The Basics of Roulette


Roulette is a casino game in which a ball is spun around a wheel and bets are made on the outcome. The name is derived from the French word for little wheel and it is believed to have originated in the 17th century from older games such as hoca and portique. The modern wheel and betting layout were designed by French mathematician Blaise Pascal in the 18th century. The game’s massive popularity in Europe eventually found its way to the United States.

The roulette wheel consists of a solid, slightly convex wooden disk with a number of compartments or pockets painted alternately red and black. The 37 compartments of European-style wheels are numbered nonconsecutively from 1 to 36, with one green pocket for the zero. The numbers are separated by metal frets, called canoes by roulette croupiers, and two green compartments for the double zero (on American-style wheels, there are also two green pockets for the single zero). The wheel is powered by an electric motor and its spindle is perfectly balanced.

The players place their bets in a special betting table and then the croupier tosses a small, white ball into the spinning wheel. When the ball lands on a number, the winning bets are paid out according to their odds. Bets can be placed on individual numbers, various groupings of numbers, the colors red and black, or whether a number is high (19-36) or low (1-18). Outside bets pay out less frequently than inside bets but have larger payouts.

Online casinos offer a wide variety of roulette games, from traditional 3-D to 3D and live dealer options. These games come with a range of perks and drawbacks, so you should consider them carefully before playing.

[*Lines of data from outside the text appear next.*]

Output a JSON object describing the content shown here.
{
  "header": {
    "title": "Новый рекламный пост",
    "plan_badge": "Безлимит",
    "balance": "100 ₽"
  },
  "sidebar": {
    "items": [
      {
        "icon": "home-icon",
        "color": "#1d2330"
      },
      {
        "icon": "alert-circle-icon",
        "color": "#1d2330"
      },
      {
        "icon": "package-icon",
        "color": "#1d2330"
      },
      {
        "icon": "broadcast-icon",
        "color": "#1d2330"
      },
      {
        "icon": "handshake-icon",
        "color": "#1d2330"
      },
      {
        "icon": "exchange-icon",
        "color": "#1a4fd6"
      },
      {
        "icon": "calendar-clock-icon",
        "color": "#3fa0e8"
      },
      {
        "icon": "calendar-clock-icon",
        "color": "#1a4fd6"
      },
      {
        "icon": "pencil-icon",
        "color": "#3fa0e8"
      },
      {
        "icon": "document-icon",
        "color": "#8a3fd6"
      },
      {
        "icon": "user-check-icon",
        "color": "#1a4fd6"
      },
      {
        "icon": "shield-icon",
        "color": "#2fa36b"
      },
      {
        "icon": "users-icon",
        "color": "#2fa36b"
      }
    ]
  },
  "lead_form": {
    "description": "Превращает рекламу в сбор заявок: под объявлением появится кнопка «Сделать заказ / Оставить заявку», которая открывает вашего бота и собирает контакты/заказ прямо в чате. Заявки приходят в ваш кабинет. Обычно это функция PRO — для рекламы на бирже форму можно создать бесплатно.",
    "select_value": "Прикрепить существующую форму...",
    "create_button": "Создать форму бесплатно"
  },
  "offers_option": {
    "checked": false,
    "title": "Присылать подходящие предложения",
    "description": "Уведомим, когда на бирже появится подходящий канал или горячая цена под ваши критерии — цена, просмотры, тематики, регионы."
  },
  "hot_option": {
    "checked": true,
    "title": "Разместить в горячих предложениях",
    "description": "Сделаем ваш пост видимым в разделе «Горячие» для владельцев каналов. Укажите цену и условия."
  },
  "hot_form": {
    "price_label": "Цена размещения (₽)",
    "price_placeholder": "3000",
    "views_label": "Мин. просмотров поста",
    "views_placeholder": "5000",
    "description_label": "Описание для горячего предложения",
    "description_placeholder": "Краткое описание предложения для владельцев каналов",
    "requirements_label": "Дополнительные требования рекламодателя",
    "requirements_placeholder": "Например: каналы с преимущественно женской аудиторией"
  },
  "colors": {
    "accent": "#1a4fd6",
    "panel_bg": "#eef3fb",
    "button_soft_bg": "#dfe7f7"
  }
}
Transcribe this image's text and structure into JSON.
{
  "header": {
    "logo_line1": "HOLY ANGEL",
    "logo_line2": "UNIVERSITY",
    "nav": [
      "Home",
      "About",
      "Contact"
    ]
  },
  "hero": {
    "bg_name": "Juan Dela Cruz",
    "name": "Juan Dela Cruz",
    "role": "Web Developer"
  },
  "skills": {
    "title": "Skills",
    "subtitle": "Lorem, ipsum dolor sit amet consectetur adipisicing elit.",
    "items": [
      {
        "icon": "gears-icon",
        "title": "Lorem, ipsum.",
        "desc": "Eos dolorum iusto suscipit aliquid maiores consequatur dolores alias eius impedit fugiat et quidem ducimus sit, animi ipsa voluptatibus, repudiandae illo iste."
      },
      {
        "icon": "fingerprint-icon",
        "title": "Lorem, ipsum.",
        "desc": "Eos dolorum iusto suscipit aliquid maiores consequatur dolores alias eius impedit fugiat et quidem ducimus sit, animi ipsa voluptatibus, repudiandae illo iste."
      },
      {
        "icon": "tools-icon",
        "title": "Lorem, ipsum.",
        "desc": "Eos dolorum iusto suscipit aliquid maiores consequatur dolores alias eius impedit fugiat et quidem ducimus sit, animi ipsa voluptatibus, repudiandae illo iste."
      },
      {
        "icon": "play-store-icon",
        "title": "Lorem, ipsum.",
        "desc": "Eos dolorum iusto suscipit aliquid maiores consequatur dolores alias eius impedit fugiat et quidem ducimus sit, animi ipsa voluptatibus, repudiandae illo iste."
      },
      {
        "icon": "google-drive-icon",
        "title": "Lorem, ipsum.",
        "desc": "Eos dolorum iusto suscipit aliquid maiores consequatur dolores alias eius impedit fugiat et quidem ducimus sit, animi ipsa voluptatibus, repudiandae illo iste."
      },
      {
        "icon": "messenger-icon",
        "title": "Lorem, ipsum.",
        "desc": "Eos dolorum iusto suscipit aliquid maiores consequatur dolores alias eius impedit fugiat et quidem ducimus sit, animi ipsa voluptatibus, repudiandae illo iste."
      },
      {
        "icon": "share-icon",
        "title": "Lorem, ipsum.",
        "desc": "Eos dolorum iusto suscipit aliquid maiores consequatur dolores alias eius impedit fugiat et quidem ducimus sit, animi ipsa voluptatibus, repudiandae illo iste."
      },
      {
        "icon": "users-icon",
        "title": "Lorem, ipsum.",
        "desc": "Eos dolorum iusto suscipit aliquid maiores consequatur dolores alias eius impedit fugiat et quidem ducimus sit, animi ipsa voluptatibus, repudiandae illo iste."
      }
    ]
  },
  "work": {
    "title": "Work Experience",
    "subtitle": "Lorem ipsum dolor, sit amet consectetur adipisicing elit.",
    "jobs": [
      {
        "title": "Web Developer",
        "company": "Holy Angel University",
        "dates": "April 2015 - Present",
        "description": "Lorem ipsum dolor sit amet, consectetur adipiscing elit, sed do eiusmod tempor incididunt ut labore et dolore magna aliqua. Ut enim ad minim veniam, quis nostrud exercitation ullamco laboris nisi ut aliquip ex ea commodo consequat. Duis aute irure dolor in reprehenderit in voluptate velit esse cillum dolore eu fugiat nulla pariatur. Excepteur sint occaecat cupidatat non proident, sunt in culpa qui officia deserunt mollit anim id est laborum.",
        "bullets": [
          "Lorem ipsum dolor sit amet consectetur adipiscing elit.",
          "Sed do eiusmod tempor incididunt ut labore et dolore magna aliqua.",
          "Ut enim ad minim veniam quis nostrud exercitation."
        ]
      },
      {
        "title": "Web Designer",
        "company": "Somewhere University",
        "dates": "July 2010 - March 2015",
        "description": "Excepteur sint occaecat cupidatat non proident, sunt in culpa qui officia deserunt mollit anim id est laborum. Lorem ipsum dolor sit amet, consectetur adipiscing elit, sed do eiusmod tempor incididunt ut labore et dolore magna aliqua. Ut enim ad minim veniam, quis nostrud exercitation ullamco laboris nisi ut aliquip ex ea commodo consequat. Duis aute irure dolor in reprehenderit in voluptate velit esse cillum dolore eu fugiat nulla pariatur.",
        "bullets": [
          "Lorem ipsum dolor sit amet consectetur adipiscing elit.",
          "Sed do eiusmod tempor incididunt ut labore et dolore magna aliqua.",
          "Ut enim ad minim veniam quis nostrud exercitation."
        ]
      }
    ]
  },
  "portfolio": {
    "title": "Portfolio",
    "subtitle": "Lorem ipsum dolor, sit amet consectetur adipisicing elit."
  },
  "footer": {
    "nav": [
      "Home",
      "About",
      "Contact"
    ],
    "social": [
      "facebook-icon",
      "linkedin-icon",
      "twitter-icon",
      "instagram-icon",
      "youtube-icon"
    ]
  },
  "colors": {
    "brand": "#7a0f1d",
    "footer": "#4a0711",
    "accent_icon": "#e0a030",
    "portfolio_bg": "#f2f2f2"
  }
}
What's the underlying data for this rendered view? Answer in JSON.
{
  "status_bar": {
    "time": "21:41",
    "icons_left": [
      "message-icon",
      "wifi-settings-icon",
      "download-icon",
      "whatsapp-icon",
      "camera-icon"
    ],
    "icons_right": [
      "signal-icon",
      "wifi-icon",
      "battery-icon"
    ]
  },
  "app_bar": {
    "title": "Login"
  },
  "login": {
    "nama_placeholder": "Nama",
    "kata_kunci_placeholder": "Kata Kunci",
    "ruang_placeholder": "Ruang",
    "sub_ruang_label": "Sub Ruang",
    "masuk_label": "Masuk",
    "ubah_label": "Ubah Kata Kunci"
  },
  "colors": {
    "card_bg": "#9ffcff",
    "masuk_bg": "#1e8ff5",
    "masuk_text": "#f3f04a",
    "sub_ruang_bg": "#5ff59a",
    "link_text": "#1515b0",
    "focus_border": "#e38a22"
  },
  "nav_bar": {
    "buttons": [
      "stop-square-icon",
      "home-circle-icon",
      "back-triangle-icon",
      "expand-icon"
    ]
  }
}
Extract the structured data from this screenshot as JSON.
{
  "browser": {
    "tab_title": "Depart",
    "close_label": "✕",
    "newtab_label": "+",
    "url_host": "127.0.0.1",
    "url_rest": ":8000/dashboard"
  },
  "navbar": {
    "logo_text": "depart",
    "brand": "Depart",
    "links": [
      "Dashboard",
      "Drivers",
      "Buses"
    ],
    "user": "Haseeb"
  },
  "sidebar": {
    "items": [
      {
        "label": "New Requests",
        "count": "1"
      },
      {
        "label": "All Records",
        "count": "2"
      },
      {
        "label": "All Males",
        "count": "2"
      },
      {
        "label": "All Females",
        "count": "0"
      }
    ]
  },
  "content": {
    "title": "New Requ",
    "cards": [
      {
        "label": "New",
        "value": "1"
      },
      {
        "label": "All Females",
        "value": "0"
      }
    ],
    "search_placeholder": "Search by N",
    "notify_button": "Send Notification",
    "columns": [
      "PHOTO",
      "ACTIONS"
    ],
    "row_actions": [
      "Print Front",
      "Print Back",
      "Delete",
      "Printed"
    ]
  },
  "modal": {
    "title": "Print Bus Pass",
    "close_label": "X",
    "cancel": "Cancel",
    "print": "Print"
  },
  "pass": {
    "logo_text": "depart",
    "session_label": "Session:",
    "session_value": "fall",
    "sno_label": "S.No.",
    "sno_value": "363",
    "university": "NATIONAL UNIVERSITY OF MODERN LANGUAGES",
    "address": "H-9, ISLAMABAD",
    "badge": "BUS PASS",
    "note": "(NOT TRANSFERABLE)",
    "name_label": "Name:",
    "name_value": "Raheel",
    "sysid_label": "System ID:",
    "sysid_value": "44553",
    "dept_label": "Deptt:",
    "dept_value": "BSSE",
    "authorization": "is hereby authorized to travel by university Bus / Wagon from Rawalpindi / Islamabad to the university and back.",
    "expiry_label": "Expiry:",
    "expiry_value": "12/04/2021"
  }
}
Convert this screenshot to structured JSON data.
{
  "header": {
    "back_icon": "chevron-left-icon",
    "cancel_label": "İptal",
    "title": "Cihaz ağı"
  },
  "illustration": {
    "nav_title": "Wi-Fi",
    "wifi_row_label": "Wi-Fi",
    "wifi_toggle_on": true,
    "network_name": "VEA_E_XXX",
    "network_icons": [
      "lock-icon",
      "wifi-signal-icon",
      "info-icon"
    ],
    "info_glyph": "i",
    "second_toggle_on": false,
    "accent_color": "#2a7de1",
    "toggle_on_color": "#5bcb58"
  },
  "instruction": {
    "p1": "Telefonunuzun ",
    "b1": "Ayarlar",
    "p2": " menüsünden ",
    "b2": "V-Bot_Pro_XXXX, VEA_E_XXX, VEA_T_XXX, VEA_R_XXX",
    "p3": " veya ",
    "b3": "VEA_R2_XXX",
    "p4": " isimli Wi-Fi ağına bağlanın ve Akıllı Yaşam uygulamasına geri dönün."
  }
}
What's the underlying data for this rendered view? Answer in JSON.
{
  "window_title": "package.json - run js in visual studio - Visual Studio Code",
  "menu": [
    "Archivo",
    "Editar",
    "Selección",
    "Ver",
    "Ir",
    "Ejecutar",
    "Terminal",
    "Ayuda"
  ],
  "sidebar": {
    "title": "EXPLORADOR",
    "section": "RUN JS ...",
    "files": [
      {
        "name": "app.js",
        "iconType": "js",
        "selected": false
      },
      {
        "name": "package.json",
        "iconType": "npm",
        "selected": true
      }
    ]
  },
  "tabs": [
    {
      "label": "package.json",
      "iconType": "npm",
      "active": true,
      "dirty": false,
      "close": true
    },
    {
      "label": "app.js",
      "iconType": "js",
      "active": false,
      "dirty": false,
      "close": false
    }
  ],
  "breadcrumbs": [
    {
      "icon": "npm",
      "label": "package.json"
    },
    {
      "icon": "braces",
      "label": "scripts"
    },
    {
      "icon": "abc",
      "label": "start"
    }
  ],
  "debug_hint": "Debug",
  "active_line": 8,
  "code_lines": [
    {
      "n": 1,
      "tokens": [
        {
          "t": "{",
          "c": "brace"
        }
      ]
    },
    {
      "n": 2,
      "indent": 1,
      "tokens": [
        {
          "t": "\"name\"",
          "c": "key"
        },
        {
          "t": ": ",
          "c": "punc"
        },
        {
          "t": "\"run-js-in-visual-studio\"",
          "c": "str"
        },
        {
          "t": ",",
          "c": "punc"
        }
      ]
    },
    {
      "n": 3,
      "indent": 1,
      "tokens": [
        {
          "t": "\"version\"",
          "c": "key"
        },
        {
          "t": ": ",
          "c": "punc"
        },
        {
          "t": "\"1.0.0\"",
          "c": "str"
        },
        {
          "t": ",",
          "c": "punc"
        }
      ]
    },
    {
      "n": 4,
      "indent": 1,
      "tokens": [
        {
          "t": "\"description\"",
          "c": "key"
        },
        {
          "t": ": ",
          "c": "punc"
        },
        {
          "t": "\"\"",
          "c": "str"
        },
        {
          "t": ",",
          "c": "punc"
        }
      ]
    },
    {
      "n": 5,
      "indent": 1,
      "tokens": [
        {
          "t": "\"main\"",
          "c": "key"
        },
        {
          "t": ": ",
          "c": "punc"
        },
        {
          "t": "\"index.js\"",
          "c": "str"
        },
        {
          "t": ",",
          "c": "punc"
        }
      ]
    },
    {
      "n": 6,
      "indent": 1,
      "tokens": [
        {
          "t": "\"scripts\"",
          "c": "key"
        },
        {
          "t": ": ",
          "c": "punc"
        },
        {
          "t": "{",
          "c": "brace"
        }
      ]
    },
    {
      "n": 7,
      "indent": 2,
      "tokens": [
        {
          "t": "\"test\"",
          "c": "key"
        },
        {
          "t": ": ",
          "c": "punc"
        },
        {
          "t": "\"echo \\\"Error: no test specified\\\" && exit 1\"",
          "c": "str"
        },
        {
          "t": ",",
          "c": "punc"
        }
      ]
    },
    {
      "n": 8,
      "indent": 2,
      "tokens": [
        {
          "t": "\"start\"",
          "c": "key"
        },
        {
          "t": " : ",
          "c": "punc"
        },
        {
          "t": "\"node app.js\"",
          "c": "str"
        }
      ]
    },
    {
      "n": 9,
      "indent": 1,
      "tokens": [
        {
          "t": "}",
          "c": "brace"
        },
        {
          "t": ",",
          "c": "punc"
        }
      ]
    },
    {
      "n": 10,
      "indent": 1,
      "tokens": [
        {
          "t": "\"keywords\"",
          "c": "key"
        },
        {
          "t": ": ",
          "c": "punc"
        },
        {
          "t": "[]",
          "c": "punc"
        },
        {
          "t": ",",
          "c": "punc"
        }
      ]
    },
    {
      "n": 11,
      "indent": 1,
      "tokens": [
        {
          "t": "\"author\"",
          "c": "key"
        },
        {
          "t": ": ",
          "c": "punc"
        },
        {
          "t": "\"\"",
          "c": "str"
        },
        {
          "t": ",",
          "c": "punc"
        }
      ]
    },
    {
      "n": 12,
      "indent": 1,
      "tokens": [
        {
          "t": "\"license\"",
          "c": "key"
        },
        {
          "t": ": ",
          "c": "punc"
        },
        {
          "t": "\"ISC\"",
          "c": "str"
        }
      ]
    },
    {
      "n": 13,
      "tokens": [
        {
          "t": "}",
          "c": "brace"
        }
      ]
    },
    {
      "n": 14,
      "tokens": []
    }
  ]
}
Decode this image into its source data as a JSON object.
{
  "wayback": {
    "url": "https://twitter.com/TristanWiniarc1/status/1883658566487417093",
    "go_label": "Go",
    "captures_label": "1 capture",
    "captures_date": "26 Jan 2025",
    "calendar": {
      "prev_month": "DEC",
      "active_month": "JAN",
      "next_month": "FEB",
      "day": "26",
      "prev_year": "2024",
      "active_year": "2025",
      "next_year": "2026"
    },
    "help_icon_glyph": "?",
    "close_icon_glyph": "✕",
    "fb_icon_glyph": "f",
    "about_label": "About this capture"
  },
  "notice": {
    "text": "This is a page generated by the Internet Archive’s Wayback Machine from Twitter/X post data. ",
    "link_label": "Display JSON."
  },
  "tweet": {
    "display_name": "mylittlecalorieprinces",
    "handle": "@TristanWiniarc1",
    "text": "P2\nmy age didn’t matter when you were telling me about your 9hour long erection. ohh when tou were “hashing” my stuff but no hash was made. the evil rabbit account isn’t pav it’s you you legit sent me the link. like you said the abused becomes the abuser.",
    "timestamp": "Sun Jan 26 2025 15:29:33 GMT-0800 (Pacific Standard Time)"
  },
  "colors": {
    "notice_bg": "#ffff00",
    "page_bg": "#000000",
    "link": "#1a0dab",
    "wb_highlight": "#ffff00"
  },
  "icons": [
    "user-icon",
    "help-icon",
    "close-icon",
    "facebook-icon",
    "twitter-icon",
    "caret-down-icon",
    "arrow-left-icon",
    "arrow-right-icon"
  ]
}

While roulette is a great game to play for fun, it can also be addictive and lead to large losses. To avoid losing control, you should set your time and money limits. This way, you can avoid spending more than you can afford to lose and leave the game once you’ve reached your limit.

While the rules of roulette are simple, the house edge is higher than that of most other casino games. However, if you follow a sound strategy, you can reduce the house edge and increase your chances of winning. However, you should keep in mind that there is no guaranteed way to beat the game. Even professional gamblers have failed to find a winning strategy for the game. The best thing to do is to have a good bankroll management system and play for the long term.